The Tribe overcame the fervor of the first Fall Classic game at Wrigley Field since Oct. 10, 1945, to take a 2-1 lead in the Series. Cleveland sends out ace Corey Kluber for Game 4 tonight, and the Cubs will counter with postseason veteran John Lackey.
12:05 a.m. ET: Worth the trip
Christian Schiller, an investment banker and managing director of Cascadia Capital in Seattle, was in Chicago on Friday to see history being made along with longtime buddy Scott Gilbertson. They sat in Section 206, Row 6, Seats 3 and 4.
"It was epic. Win or lose, we love our Cubbies," Schiller said on his way out, his demeanor similar to so many Cubs fans who left with a loss but a feeling of accomplishment for being here. "Great, tight game, in from Seattle, it was awesome."
"Electric crowd. Everybody was so happy to be here, it was amazing to be here," Gilbertson said. "We're going to win the Series. Catch up here in Chicago and win in Cleveland."
11:45 p.m. ET: For better, for worse
Henry and Marcia Rabinowitz stayed in their seats two rows from the Cubs' bullpen, not really wanting to leave. Then they stood up, and their jerseys told their life story. Side-by-side, they formed the message, "TOGETHER SINCE 1963." He grew up in the Bronx around the Yankees but moved to Chicago 53 years ago, and they married and were all Cubs the rest of the way.
"It was great to be here, but it was very depressing," Henry said. "To lose by one run is painful, painful.
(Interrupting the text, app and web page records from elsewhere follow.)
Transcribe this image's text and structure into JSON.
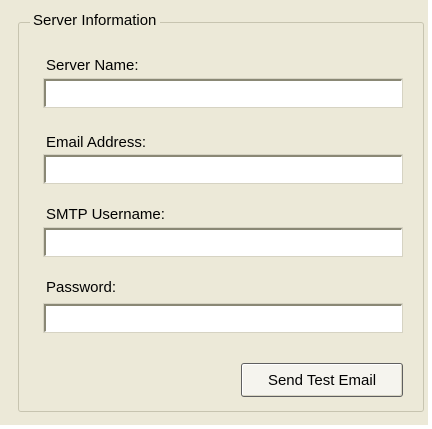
{
  "group": {
    "title": "Server Information"
  },
  "fields": [
    {
      "label": "Server Name:",
      "value": "",
      "placeholder": ""
    },
    {
      "label": "Email Address:",
      "value": "",
      "placeholder": ""
    },
    {
      "label": "SMTP Username:",
      "value": "",
      "placeholder": ""
    },
    {
      "label": "Password:",
      "value": "",
      "placeholder": ""
    }
  ],
  "actions": {
    "send_test_email_label": "Send Test Email"
  }
}
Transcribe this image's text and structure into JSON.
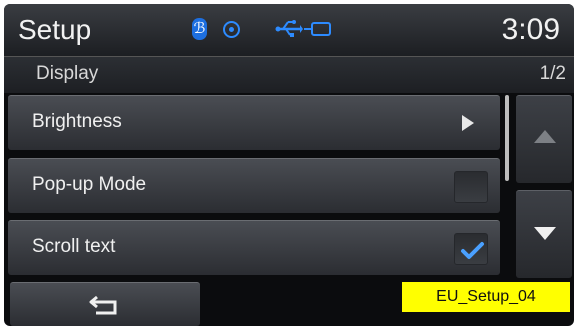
{
  "status_bar": {
    "title": "Setup",
    "time": "3:09",
    "icons": [
      "bluetooth-icon",
      "disc-icon",
      "usb-icon",
      "plug-icon"
    ]
  },
  "section": {
    "title": "Display",
    "page": "1/2"
  },
  "menu": {
    "items": [
      {
        "label": "Brightness",
        "control": "arrow"
      },
      {
        "label": "Pop-up Mode",
        "control": "checkbox",
        "checked": false
      },
      {
        "label": "Scroll text",
        "control": "checkbox",
        "checked": true
      }
    ]
  },
  "scroll": {
    "up_enabled": false,
    "down_enabled": true
  },
  "watermark": "EU_Setup_04",
  "colors": {
    "accent_blue": "#2d8bff",
    "checkmark_blue": "#4aa0ff",
    "watermark_yellow": "#ffff00"
  }
}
But you've gotta believe. We're going to win tomorrow, and then the next night. Coming back. We are going to win this World Series."
They completed each other's sentences, just like in "When Harry Met Sally." Henry: "What highlights? No, it's very historic and I'm keeping my fingers crossed." Marcia: "Just being here was a highlight."
11:41 p.m. ET: Allen locks up Game 3 for Tribe
With runners at second and third in the bottom of the ninth, Indians closer Cody Allen whiffed Javier Baez for the final out of the game, securing his fifth postseason save. The Tribe also became the first team in MLB history to post five shutouts in a postseason.
10:47 p.m. ET: Indians end scoreless duel
With runners on the corners and one out in the seventh inning against Cubs right-hander Carl Edwards Jr., pinch-hitter Coco Crisp delivered a single to right field to give the Tribe a 1-0 lead. Crisp was batting for relief ace Andrew Miller, whose 15 scoreless innings are the most by a reliever in a single postseason -- passing Goose Gossage (14 1/3 IP, 1981).
9:55 p.m. ET: Cleveland's house party
Back at the site of Games 1 and 2, Indians fans packed into Progressive Field for a watch party.
8:19 p.m. ET: Baby on board for the ride
Seven-month-old Jordana was in attendance both in Cleveland and here at Wrigley with her father, Mitch Oppenheim. The wait wasn't very long for her!